*DATA SUPPLIED*.
=== Begin Enclosure ===

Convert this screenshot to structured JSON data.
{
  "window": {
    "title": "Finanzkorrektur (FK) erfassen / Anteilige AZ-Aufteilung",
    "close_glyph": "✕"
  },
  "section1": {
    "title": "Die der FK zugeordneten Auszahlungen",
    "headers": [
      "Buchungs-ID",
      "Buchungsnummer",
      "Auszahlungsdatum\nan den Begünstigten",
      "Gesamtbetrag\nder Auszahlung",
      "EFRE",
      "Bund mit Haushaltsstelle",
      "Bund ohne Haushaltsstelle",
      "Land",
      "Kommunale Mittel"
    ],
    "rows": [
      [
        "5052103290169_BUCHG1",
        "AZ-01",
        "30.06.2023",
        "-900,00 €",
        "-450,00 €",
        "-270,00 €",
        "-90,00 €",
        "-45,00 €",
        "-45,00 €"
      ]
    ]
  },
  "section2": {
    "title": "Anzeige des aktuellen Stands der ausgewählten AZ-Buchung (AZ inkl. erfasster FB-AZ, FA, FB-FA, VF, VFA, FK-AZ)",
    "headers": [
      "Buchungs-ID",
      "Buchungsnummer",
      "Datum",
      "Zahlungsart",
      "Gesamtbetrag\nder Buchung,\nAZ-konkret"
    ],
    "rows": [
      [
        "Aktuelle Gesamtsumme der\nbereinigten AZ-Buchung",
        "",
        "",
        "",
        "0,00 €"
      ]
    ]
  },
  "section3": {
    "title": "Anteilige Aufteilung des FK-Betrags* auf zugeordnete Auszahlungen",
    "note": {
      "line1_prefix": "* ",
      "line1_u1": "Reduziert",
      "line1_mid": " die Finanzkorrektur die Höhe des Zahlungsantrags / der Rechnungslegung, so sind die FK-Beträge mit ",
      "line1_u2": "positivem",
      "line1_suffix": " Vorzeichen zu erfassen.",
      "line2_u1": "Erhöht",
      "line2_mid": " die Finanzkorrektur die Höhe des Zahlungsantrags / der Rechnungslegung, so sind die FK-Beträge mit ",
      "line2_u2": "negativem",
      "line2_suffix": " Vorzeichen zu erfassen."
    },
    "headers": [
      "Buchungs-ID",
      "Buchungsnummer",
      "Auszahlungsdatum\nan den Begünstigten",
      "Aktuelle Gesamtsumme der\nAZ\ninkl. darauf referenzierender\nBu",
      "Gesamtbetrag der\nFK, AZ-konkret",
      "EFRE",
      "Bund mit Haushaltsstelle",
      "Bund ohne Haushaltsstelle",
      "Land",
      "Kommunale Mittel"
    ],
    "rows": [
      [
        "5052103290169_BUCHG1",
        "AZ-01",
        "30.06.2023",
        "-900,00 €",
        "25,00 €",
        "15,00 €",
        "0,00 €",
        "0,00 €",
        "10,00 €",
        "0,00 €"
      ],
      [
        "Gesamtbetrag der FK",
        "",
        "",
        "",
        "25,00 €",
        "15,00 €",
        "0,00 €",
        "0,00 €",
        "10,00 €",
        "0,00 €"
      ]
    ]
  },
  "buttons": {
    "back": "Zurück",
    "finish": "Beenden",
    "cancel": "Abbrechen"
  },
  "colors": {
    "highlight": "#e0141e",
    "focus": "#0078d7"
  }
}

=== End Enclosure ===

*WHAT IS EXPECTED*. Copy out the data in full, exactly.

*TASK ANSWER*.
Convert this screenshot to structured JSON data.
{
  "window": {
    "title": "Finanzkorrektur (FK) erfassen / Anteilige AZ-Aufteilung",
    "close_glyph": "✕"
  },
  "section1": {
    "title": "Die der FK zugeordneten Auszahlungen",
    "headers": [
      "Buchungs-ID",
      "Buchungsnummer",
      "Auszahlungsdatum\nan den Begünstigten",
      "Gesamtbetrag\nder Auszahlung",
      "EFRE",
      "Bund mit Haushaltsstelle",
      "Bund ohne Haushaltsstelle",
      "Land",
      "Kommunale Mittel"
    ],
    "rows": [
      [
        "5052103290169_BUCHG1",
        "AZ-01",
        "30.06.2023",
        "-900,00 €",
        "-450,00 €",
        "-270,00 €",
        "-90,00 €",
        "-45,00 €",
        "-45,00 €"
      ]
    ]
  },
  "section2": {
    "title": "Anzeige des aktuellen Stands der ausgewählten AZ-Buchung (AZ inkl. erfasster FB-AZ, FA, FB-FA, VF, VFA, FK-AZ)",
    "headers": [
      "Buchungs-ID",
      "Buchungsnummer",
      "Datum",
      "Zahlungsart",
      "Gesamtbetrag\nder Buchung,\nAZ-konkret"
    ],
    "rows": [
      [
        "Aktuelle Gesamtsumme der\nbereinigten AZ-Buchung",
        "",
        "",
        "",
        "0,00 €"
      ]
    ]
  },
  "section3": {
    "title": "Anteilige Aufteilung des FK-Betrags* auf zugeordnete Auszahlungen",
    "note": {
      "line1_prefix": "* ",
      "line1_u1": "Reduziert",
      "line1_mid": " die Finanzkorrektur die Höhe des Zahlungsantrags / der Rechnungslegung, so sind die FK-Beträge mit ",
      "line1_u2": "positivem",
      "line1_suffix": " Vorzeichen zu erfassen.",
      "line2_u1": "Erhöht",
      "line2_mid": " die Finanzkorrektur die Höhe des Zahlungsantrags / der Rechnungslegung, so sind die FK-Beträge mit ",
      "line2_u2": "negativem",
      "line2_suffix": " Vorzeichen zu erfassen."
    },
    "headers": [
      "Buchungs-ID",
      "Buchungsnummer",
      "Auszahlungsdatum\nan den Begünstigten",
      "Aktuelle Gesamtsumme der\nAZ\ninkl. darauf referenzierender\nBu",
      "Gesamtbetrag der\nFK, AZ-konkret",
      "EFRE",
      "Bund mit Haushaltsstelle",
      "Bund ohne Haushaltsstelle",
      "Land",
      "Kommunale Mittel"
    ],
    "rows": [
      [
        "5052103290169_BUCHG1",
        "AZ-01",
        "30.06.2023",
        "-900,00 €",
        "25,00 €",
        "15,00 €",
        "0,00 €",
        "0,00 €",
        "10,00 €",
        "0,00 €"
      ],
      [
        "Gesamtbetrag der FK",
        "",
        "",
        "",
        "25,00 €",
        "15,00 €",
        "0,00 €",
        "0,00 €",
        "10,00 €",
        "0,00 €"
      ]
    ]
  },
  "buttons": {
    "back": "Zurück",
    "finish": "Beenden",
    "cancel": "Abbrechen"
  },
  "colors": {
    "highlight": "#e0141e",
    "focus": "#0078d7"
  }
}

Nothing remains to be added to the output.